→ Brief: Whenever the word "Rule" appears on a line of the material below, that line is counted; state the total alone.

→ Data provided:
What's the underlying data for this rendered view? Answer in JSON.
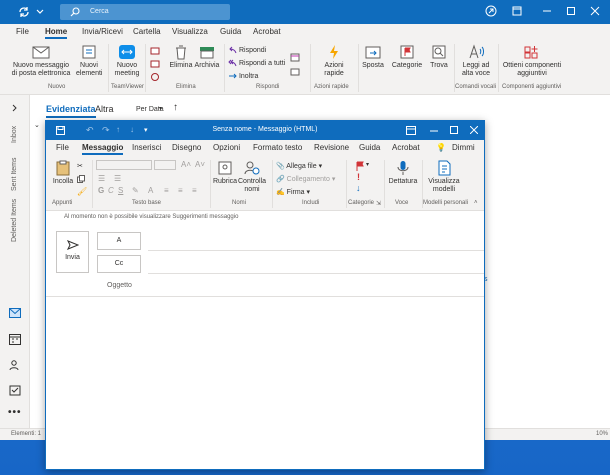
{
  "main": {
    "search_placeholder": "Cerca",
    "tabs": [
      "File",
      "Home",
      "Invia/Ricevi",
      "Cartella",
      "Visualizza",
      "Guida",
      "Acrobat"
    ],
    "ribbon": {
      "new_email": "Nuovo messaggio\ndi posta elettronica",
      "new_items": "Nuovi\nelementi",
      "group_new": "Nuovo",
      "new_meeting": "Nuovo\nmeeting",
      "group_teamviewer": "TeamViewer",
      "delete": "Elimina",
      "archive": "Archivia",
      "group_delete": "Elimina",
      "reply": "Rispondi",
      "reply_all": "Rispondi a tutti",
      "forward": "Inoltra",
      "group_respond": "Rispondi",
      "quick_actions": "Azioni\nrapide",
      "group_quick": "Azioni rapide",
      "move": "Sposta",
      "categories": "Categorie",
      "find": "Trova",
      "read_aloud": "Leggi ad\nalta voce",
      "group_voice": "Comandi vocali",
      "get_addins": "Ottieni componenti\naggiuntivi",
      "group_addins": "Componenti aggiuntivi"
    },
    "folders": [
      "Inbox",
      "Sent Items",
      "Deleted Items"
    ],
    "filter": {
      "focused": "Evidenziata",
      "other": "Altra",
      "sort": "Per Data"
    },
    "status": {
      "items": "Elementi: 1",
      "zoom": "10%"
    }
  },
  "compose": {
    "title": "Senza nome  -  Messaggio (HTML)",
    "tabs": [
      "File",
      "Messaggio",
      "Inserisci",
      "Disegno",
      "Opzioni",
      "Formato testo",
      "Revisione",
      "Guida",
      "Acrobat",
      "Dimmi"
    ],
    "ribbon": {
      "paste": "Incolla",
      "group_clipboard": "Appunti",
      "group_basic_text": "Testo base",
      "address_book": "Rubrica",
      "check_names": "Controlla\nnomi",
      "group_names": "Nomi",
      "attach_file": "Allega file",
      "link": "Collegamento",
      "signature": "Firma",
      "group_include": "Includi",
      "group_tags": "Categorie",
      "dictate": "Dettatura",
      "group_voice": "Voce",
      "view_templates": "Visualizza\nmodelli",
      "group_templates": "Modelli personali"
    },
    "info_bar": "Al momento non è possibile visualizzare Suggerimenti messaggio",
    "send": "Invia",
    "to": "A",
    "cc": "Cc",
    "subject": "Oggetto"
  },
  "colors": {
    "accent": "#0f6cbd",
    "ribbon_bg": "#f3f2f1"
  }
}
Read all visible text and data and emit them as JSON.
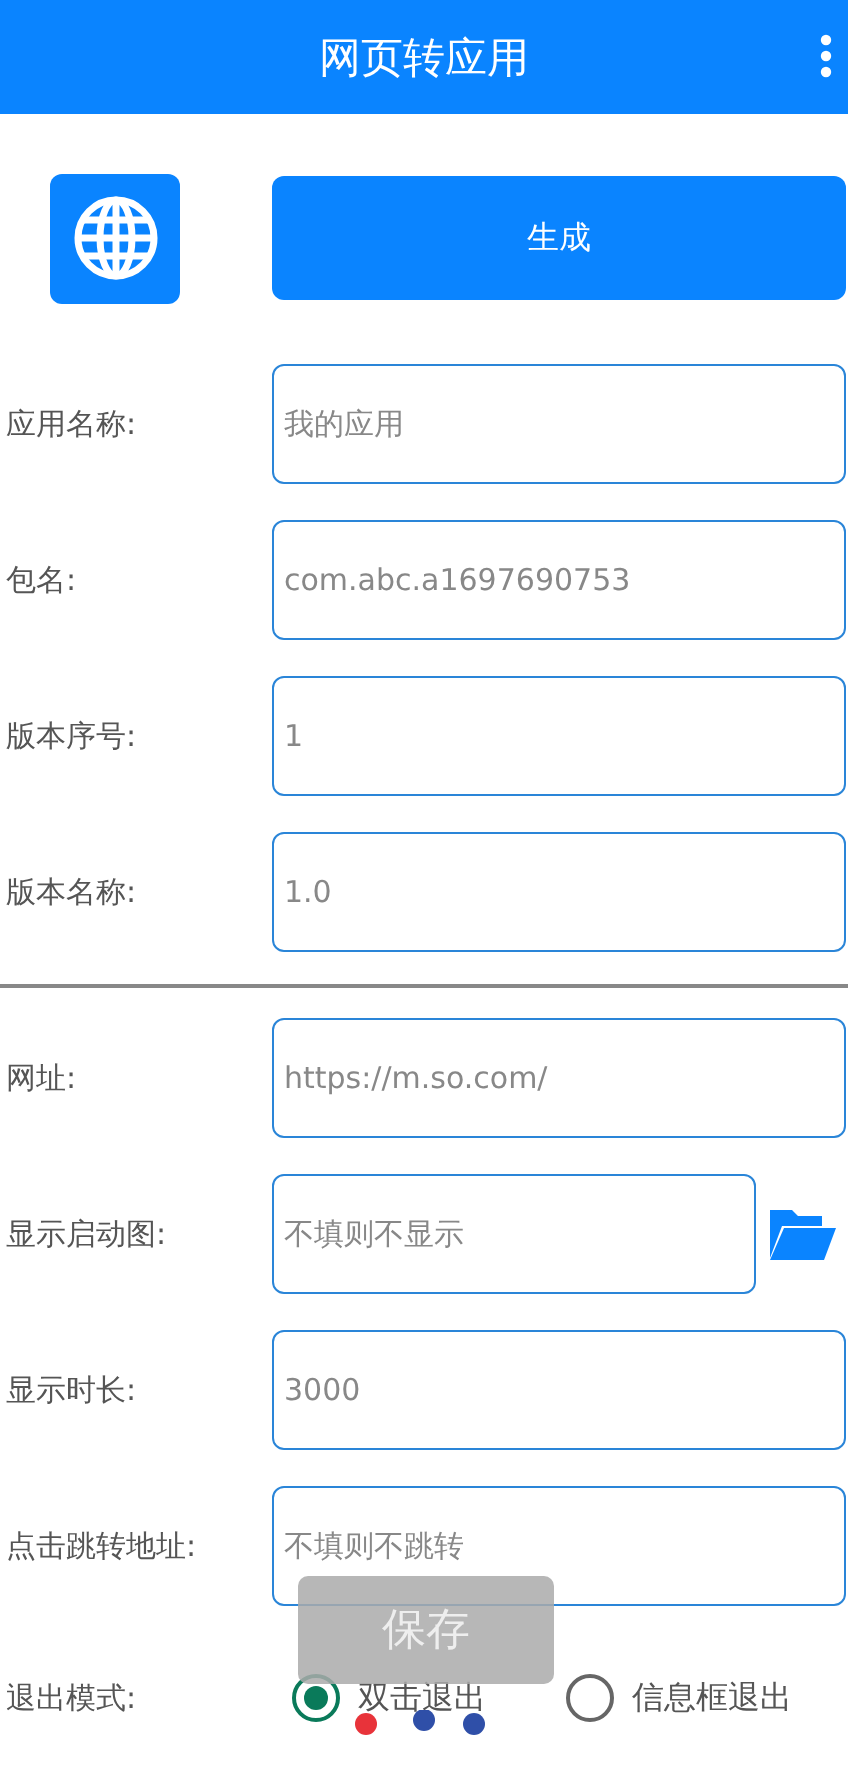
{
  "app_bar": {
    "title": "网页转应用"
  },
  "generate_button": "生成",
  "fields_top": [
    {
      "label": "应用名称:",
      "value": "我的应用"
    },
    {
      "label": "包名:",
      "value": "com.abc.a1697690753"
    },
    {
      "label": "版本序号:",
      "value": "1"
    },
    {
      "label": "版本名称:",
      "value": "1.0"
    }
  ],
  "fields_bottom": [
    {
      "label": "网址:",
      "value": "https://m.so.com/",
      "kind": "text"
    },
    {
      "label": "显示启动图:",
      "placeholder": "不填则不显示",
      "kind": "file"
    },
    {
      "label": "显示时长:",
      "value": "3000",
      "kind": "text"
    },
    {
      "label": "点击跳转地址:",
      "placeholder": "不填则不跳转",
      "kind": "text"
    }
  ],
  "exit_mode": {
    "label": "退出模式:",
    "options": [
      {
        "label": "双击退出",
        "selected": true
      },
      {
        "label": "信息框退出",
        "selected": false
      }
    ]
  },
  "toast_button": "保存"
}
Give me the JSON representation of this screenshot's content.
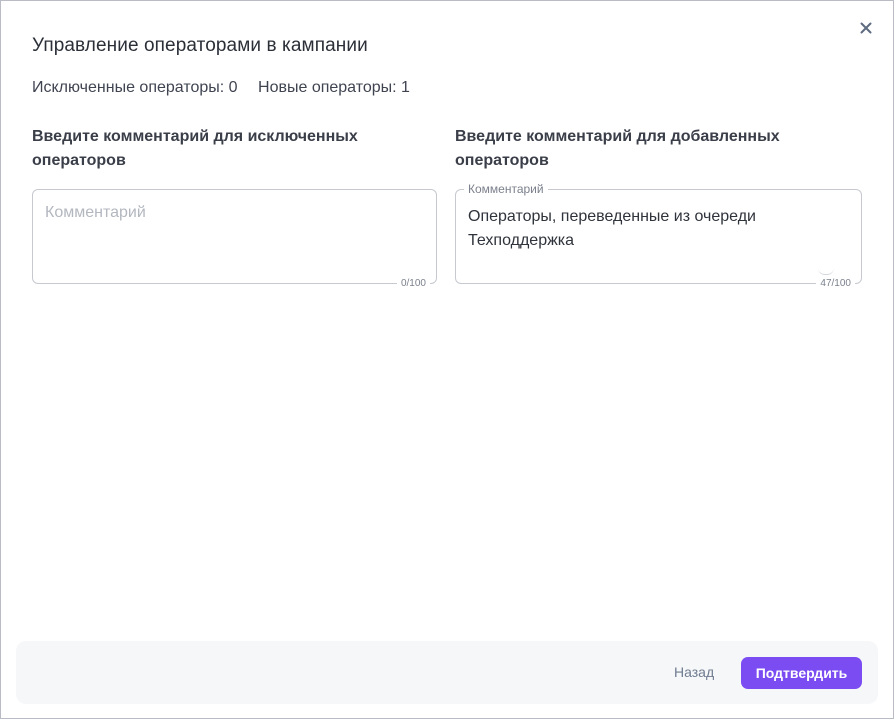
{
  "dialog": {
    "title": "Управление операторами в кампании",
    "close_icon": "close-icon"
  },
  "stats": {
    "excluded": "Исключенные операторы: 0",
    "new": "Новые операторы: 1"
  },
  "excluded_comment": {
    "label": "Введите комментарий для исключенных операторов",
    "placeholder": "Комментарий",
    "value": "",
    "counter": "0/100"
  },
  "added_comment": {
    "label": "Введите комментарий для добавленных операторов",
    "floating_label": "Комментарий",
    "value": "Операторы, переведенные из очереди Техподдержка",
    "counter": "47/100"
  },
  "footer": {
    "back_label": "Назад",
    "confirm_label": "Подтвердить",
    "accent_color": "#7b4cf2"
  }
}
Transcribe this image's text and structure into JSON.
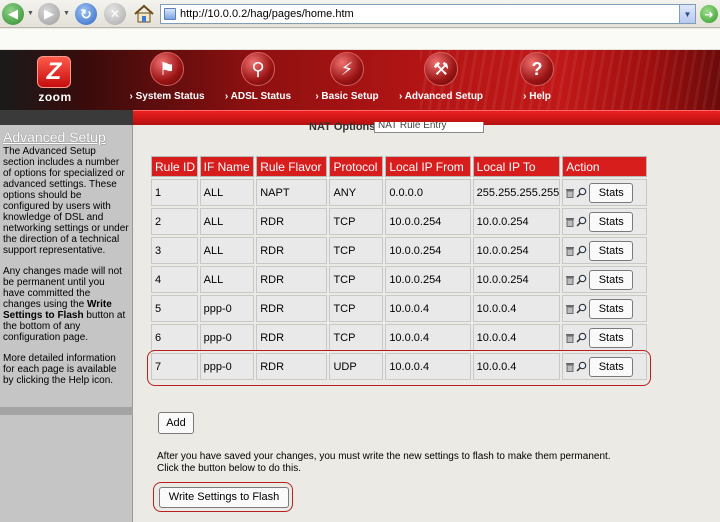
{
  "browser": {
    "url": "http://10.0.0.2/hag/pages/home.htm"
  },
  "header": {
    "logo_text": "zoom",
    "nav": [
      {
        "label": "System Status",
        "icon": "system-status-icon"
      },
      {
        "label": "ADSL Status",
        "icon": "magnifier-icon"
      },
      {
        "label": "Basic Setup",
        "icon": "plug-icon"
      },
      {
        "label": "Advanced Setup",
        "icon": "wrench-icon"
      },
      {
        "label": "Help",
        "icon": "question-icon"
      }
    ],
    "accent_color": "#c01818"
  },
  "sidebar": {
    "title": "Advanced Setup",
    "para1": "The Advanced Setup section includes a number of options for specialized or advanced settings. These options should be configured by users with knowledge of DSL and networking settings or under the direction of a technical support representative.",
    "para2_pre": "Any changes made will not be permanent until you have committed the changes using the ",
    "para2_bold": "Write Settings to Flash",
    "para2_post": " button at the bottom of any configuration page.",
    "para3": "More detailed information for each page is available by clicking the Help icon."
  },
  "main": {
    "nat_label": "NAT Options:",
    "nat_select_value": "NAT Rule Entry",
    "table": {
      "headers": [
        "Rule ID",
        "IF Name",
        "Rule Flavor",
        "Protocol",
        "Local IP From",
        "Local IP To",
        "Action"
      ],
      "rows": [
        {
          "id": "1",
          "if_name": "ALL",
          "flavor": "NAPT",
          "protocol": "ANY",
          "ip_from": "0.0.0.0",
          "ip_to": "255.255.255.255"
        },
        {
          "id": "2",
          "if_name": "ALL",
          "flavor": "RDR",
          "protocol": "TCP",
          "ip_from": "10.0.0.254",
          "ip_to": "10.0.0.254"
        },
        {
          "id": "3",
          "if_name": "ALL",
          "flavor": "RDR",
          "protocol": "TCP",
          "ip_from": "10.0.0.254",
          "ip_to": "10.0.0.254"
        },
        {
          "id": "4",
          "if_name": "ALL",
          "flavor": "RDR",
          "protocol": "TCP",
          "ip_from": "10.0.0.254",
          "ip_to": "10.0.0.254"
        },
        {
          "id": "5",
          "if_name": "ppp-0",
          "flavor": "RDR",
          "protocol": "TCP",
          "ip_from": "10.0.0.4",
          "ip_to": "10.0.0.4"
        },
        {
          "id": "6",
          "if_name": "ppp-0",
          "flavor": "RDR",
          "protocol": "TCP",
          "ip_from": "10.0.0.4",
          "ip_to": "10.0.0.4"
        },
        {
          "id": "7",
          "if_name": "ppp-0",
          "flavor": "RDR",
          "protocol": "UDP",
          "ip_from": "10.0.0.4",
          "ip_to": "10.0.0.4"
        }
      ],
      "stats_label": "Stats"
    },
    "add_label": "Add",
    "info_line1": "After you have saved your changes, you must write the new settings to flash to make them permanent.",
    "info_line2": "Click the button below to do this.",
    "write_label": "Write Settings to Flash"
  }
}
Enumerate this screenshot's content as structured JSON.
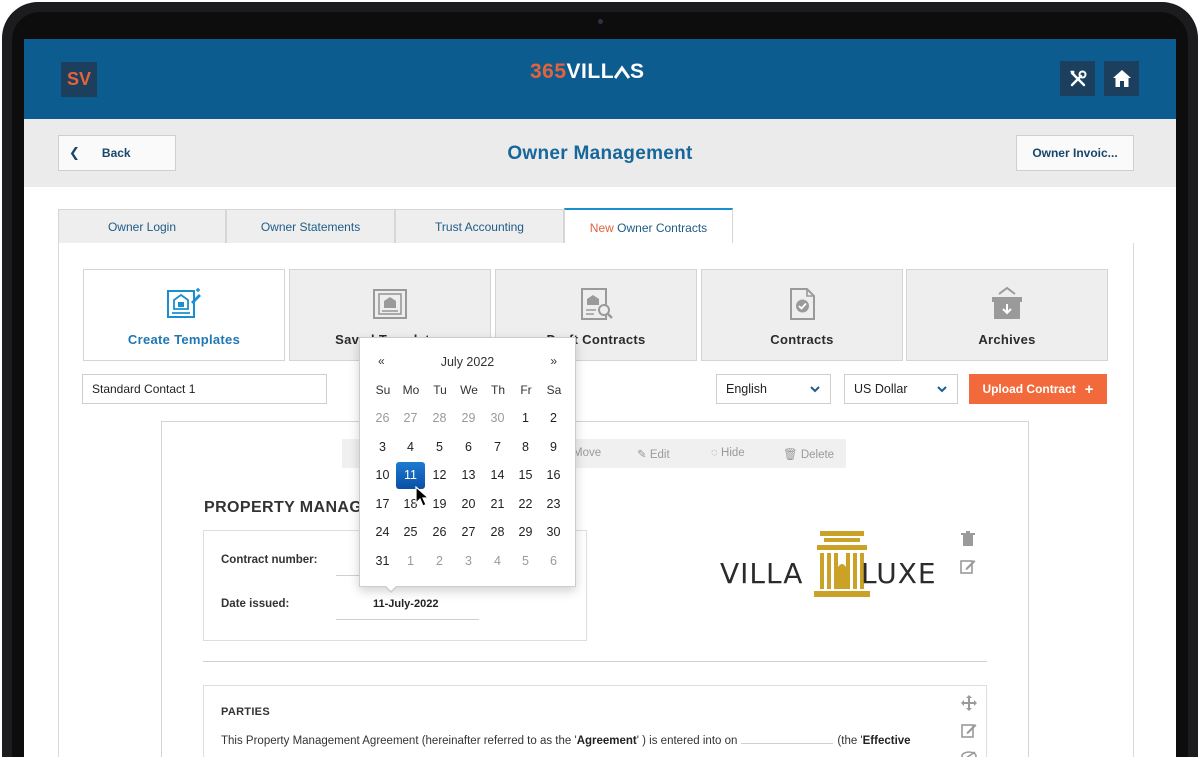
{
  "header": {
    "logo_initials": "SV",
    "brand_number": "365",
    "brand_word": "VILL^S",
    "tools_icon": "tools-icon",
    "home_icon": "home-icon"
  },
  "subheader": {
    "back_label": "Back",
    "title": "Owner Management",
    "invoice_label": "Owner Invoic..."
  },
  "tabs": [
    {
      "label": "Owner Login"
    },
    {
      "label": "Owner Statements"
    },
    {
      "label": "Trust Accounting"
    },
    {
      "label_prefix": "New",
      "label": "Owner Contracts",
      "active": true
    }
  ],
  "cards": [
    {
      "label": "Create Templates",
      "icon": "create-template-icon",
      "active": true
    },
    {
      "label": "Saved Templates",
      "icon": "saved-templates-icon"
    },
    {
      "label": "Draft Contracts",
      "icon": "draft-contracts-icon"
    },
    {
      "label": "Contracts",
      "icon": "contracts-icon"
    },
    {
      "label": "Archives",
      "icon": "archives-icon"
    }
  ],
  "form": {
    "template_name": "Standard Contact 1",
    "language": "English",
    "currency": "US Dollar",
    "upload_label": "Upload Contract"
  },
  "toolbar": {
    "move": "Move",
    "edit": "Edit",
    "hide": "Hide",
    "delete": "Delete"
  },
  "document": {
    "title": "PROPERTY MANAGEMENT AGREEMENT",
    "contract_number_label": "Contract number:",
    "date_issued_label": "Date issued:",
    "date_issued_value": "11-July-2022",
    "logo_left": "VILLA",
    "logo_right": "LUXE",
    "parties_title": "PARTIES",
    "parties_text_1": "This Property Management Agreement (hereinafter referred to as the '",
    "parties_bold_1": "Agreement",
    "parties_text_2": "' ) is entered into on",
    "parties_text_3": "(the '",
    "parties_bold_2": "Effective"
  },
  "datepicker": {
    "prev": "«",
    "next": "»",
    "month": "July 2022",
    "weekdays": [
      "Su",
      "Mo",
      "Tu",
      "We",
      "Th",
      "Fr",
      "Sa"
    ],
    "weeks": [
      [
        "26",
        "27",
        "28",
        "29",
        "30",
        "1",
        "2"
      ],
      [
        "3",
        "4",
        "5",
        "6",
        "7",
        "8",
        "9"
      ],
      [
        "10",
        "11",
        "12",
        "13",
        "14",
        "15",
        "16"
      ],
      [
        "17",
        "18",
        "19",
        "20",
        "21",
        "22",
        "23"
      ],
      [
        "24",
        "25",
        "26",
        "27",
        "28",
        "29",
        "30"
      ],
      [
        "31",
        "1",
        "2",
        "3",
        "4",
        "5",
        "6"
      ]
    ],
    "selected": "11"
  },
  "colors": {
    "header_blue": "#0d5c8f",
    "accent_orange": "#f26a3b",
    "title_blue": "#17679a",
    "selected_day": "#0b4fa6",
    "logo_gold": "#c9a227"
  }
}
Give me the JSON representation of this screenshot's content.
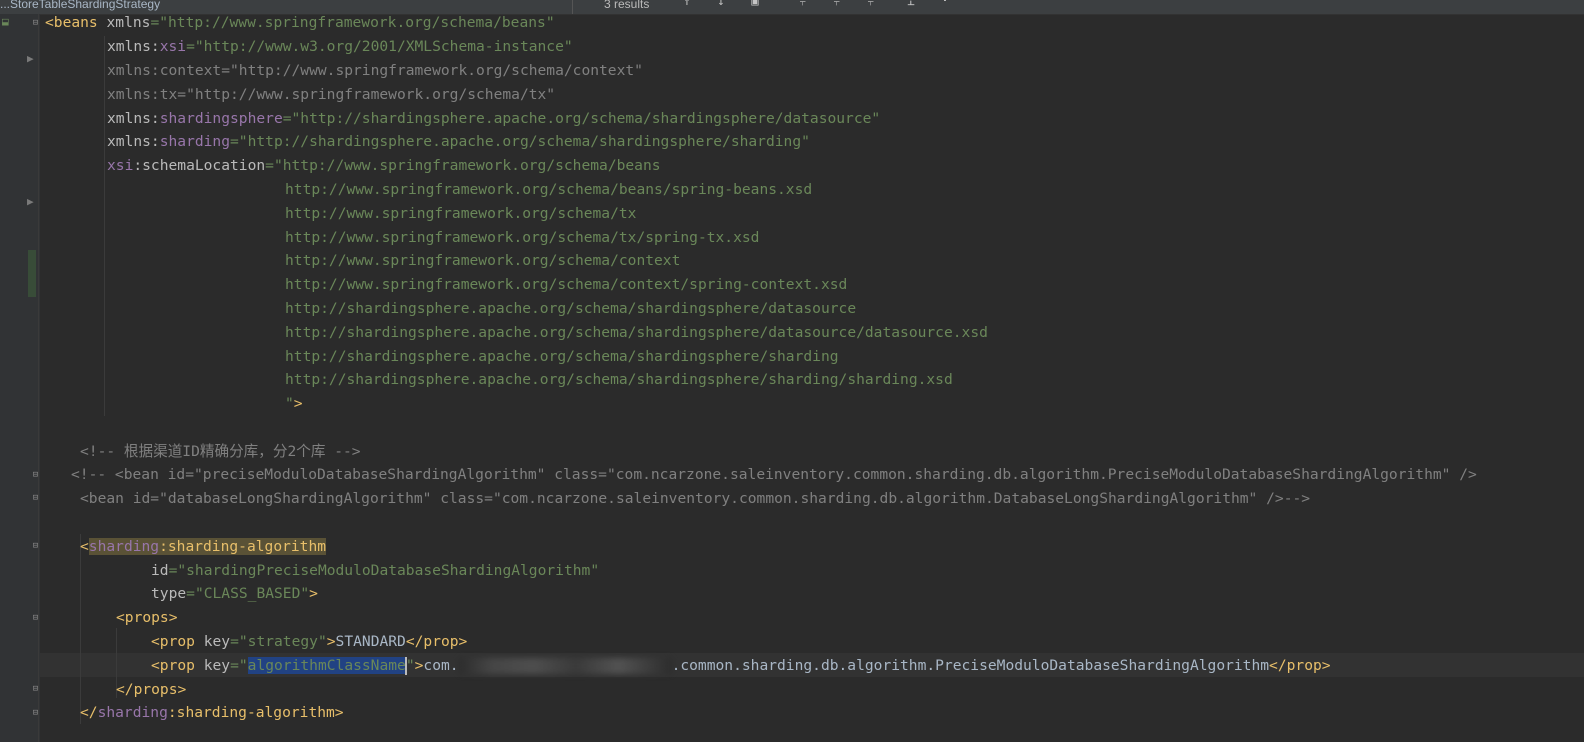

→ Result: 3